Residents and visitors breathe dark, smoggy air in the cities, and partly because the problems are so serious, China is committed to work for “ecological civilization.”
For me and my fellow Whiteheadians, the need to keep this kind of thinking alive was intensified by the global environmental crisis. The victory of value-free research disciplines has rendered universities more part of the problem than part of the solution.
My argument is that thinking that leaves subjects out of the picture not only ignores the fundamental reality, but also does practical damage.
The Earth is typically thought of as nothing but stuff — an idea so commonplace that it’s hard to imagine it having any kind of history at all. It’s “just the way the world is.”
Today many agree that we need a “paradigm change.” The “Seizing an Alternative” conference is about encouraging and implementing such a change.
The data of our conscious experience are all what Whitehead calls societies, and the vast majority of our thoughts are about societies.

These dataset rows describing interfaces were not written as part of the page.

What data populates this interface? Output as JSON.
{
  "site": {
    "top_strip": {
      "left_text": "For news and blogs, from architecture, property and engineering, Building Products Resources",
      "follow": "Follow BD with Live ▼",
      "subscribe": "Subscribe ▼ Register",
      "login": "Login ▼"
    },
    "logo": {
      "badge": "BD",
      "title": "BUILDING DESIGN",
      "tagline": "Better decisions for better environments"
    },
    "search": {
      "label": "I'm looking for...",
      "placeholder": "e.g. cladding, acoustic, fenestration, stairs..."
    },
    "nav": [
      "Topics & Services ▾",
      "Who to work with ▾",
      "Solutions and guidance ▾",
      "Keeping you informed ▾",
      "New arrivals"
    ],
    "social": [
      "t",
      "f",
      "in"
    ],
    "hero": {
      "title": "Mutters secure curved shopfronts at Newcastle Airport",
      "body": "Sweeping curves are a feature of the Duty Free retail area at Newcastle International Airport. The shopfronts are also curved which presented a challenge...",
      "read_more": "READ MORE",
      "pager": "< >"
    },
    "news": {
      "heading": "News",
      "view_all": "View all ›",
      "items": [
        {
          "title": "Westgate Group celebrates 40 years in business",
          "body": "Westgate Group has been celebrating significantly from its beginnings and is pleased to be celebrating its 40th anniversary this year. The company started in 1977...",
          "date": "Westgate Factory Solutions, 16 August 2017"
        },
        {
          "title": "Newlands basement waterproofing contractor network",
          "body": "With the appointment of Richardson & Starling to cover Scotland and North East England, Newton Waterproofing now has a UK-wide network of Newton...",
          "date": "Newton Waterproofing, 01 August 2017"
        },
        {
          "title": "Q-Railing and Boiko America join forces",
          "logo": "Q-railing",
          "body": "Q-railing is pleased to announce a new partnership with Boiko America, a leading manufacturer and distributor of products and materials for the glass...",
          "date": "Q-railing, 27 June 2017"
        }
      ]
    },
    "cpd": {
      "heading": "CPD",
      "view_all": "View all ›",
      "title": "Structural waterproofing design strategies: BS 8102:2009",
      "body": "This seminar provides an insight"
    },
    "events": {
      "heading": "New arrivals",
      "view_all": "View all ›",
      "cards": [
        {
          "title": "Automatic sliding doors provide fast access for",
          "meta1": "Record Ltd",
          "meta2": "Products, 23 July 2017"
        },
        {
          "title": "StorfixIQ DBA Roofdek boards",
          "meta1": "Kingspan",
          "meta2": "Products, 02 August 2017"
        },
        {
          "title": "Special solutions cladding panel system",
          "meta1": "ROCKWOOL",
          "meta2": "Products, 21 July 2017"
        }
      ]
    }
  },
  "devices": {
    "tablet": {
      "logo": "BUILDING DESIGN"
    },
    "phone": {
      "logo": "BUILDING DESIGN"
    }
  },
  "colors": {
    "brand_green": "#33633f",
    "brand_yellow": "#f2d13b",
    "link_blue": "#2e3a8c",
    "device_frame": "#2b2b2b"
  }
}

Whitehead is distinctive, if not unique, in making ecological relations primary in the interpretation of reality.